To investigate the protective effect of hypericin against MGO-induced apoptosis, we performed annexin V-FITC/PI assay using flow cytometry. However, PI baseline was shifted to the necrosis zone, since hypericin is a red-colored naphthodianthrone derivative. So we could not get the reliable annexin V-FITC/PI assay data. However, the proteins expressions of Bcl-2, Bax, p53 and MAPKs by treatment of MGO were changed. Furthermore, many previously studies reported that MGO-mediated diabetic vascular complications might be due to apoptosis in endothelial cells (Phalitakul et al., 2013; Figarola et al., 2014; Lv et al., 2014). This indicates that MGO-induced cytotoxicity is prevented by incubation with hypericin in HUVECs, which seems to act by regulating cell apoptotic proteins.
MGO, a dicarbonyl compound, is more reactive than are reducing sugars such as glucose. This highly reactive compound is a major precursor in the formation of AGEs (Desai and Wu, 2007). One of the major AGEs adducts, Nε-(carboxymethyl) lysine, is formed from MGO (Thornalley, 1996). In endothelial cells, increased levels of AGEs cause oxidative stress, mitochondrial dysfunction, cellular dysfunction, and, ultimately, cell death (Li et al., 2011). That hypericin inhibits the formation of AGEs suggests that it can ameliorate AGEs-related endothelial cell dysfunction.
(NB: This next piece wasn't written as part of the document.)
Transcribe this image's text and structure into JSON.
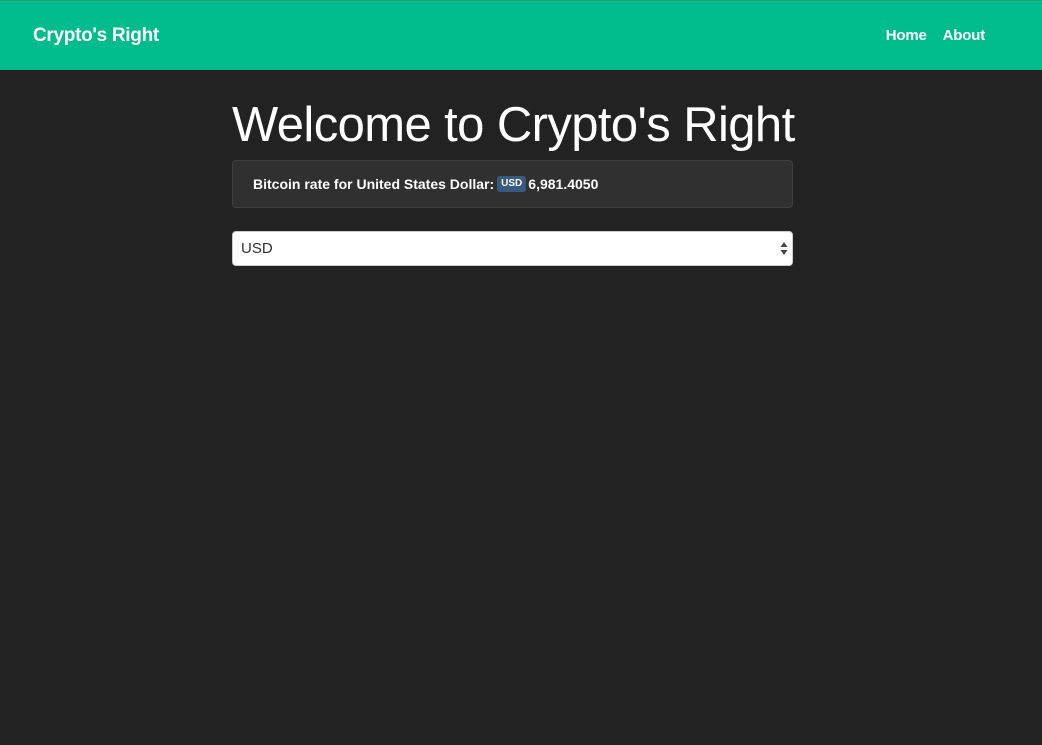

Table 1 shows the percent inhibition of AGEs formation brought about by treatment with hypericin. After treatment with 10 μM hypericin and MGO with BSA, the formation of AGEs was decreased by 20% on 7 day. However, the potency of hypericin was less than that of aminoguanidine, which was used as a positive control. Hypericin is a red-colored anthraquinone-derived naphthodianthrone. AGEs formation is inhibited by phenolic acids carrying multiple hydroxyl groups (Xie and Chen, 2013). Phenolic compounds, such as caffeic acid and chlorogenic acid, exhibit a significant inhibitory effect on AGEs formation (Gugliucci et al., 2009). Likewise, anthraquinones with ortho or meta dihydroxyl groups seem to inhibit the formation of AGEs and aldose reductase (Yoo et al., 2010). Furthermore Luc Sero et al. reported that Hypericum perforatum L. decreased the AGEs formation (Sero et al., 2013). Therefore, we suggest that hypericin may be an active component from Hypericum perforatum L. for decrease of AGE formation. Given all of these observations, hypericin, a red-colored naphthodianthrone, may directly scavenge AGEs.
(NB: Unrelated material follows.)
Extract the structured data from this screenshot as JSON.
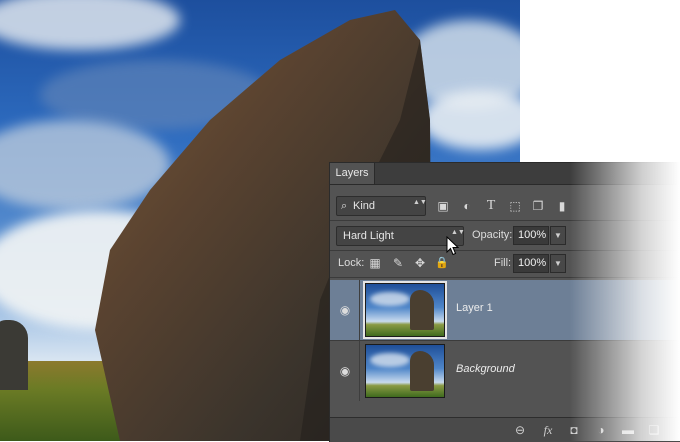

In conclusion, our results support the notion that hypericin protects against MGO-induced apoptosis in cultured HUVECs via scavenging of ROS and reducing the activation of cell apoptosis via the MAPK pathway. Therefore, our results suggest that hypericin may be a useful tool to prevent or reverse MGO-induced vascular damage.
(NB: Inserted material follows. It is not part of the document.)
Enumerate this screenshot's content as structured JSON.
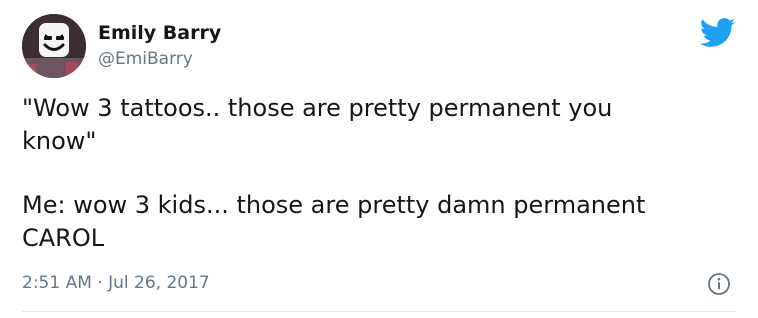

This research was supported by iPET (Korean Institute of Planning and Evaluation for Technology in Food, Agriculture, Forestry and Fisheries), Ministry of Agriculture, Food and Rural Affairs (NO. 115045-3).
This research was supported by High Value-added Food Technology Development Program, Ministry of Agriculture, Food and Rural Affairs (114006041HD020).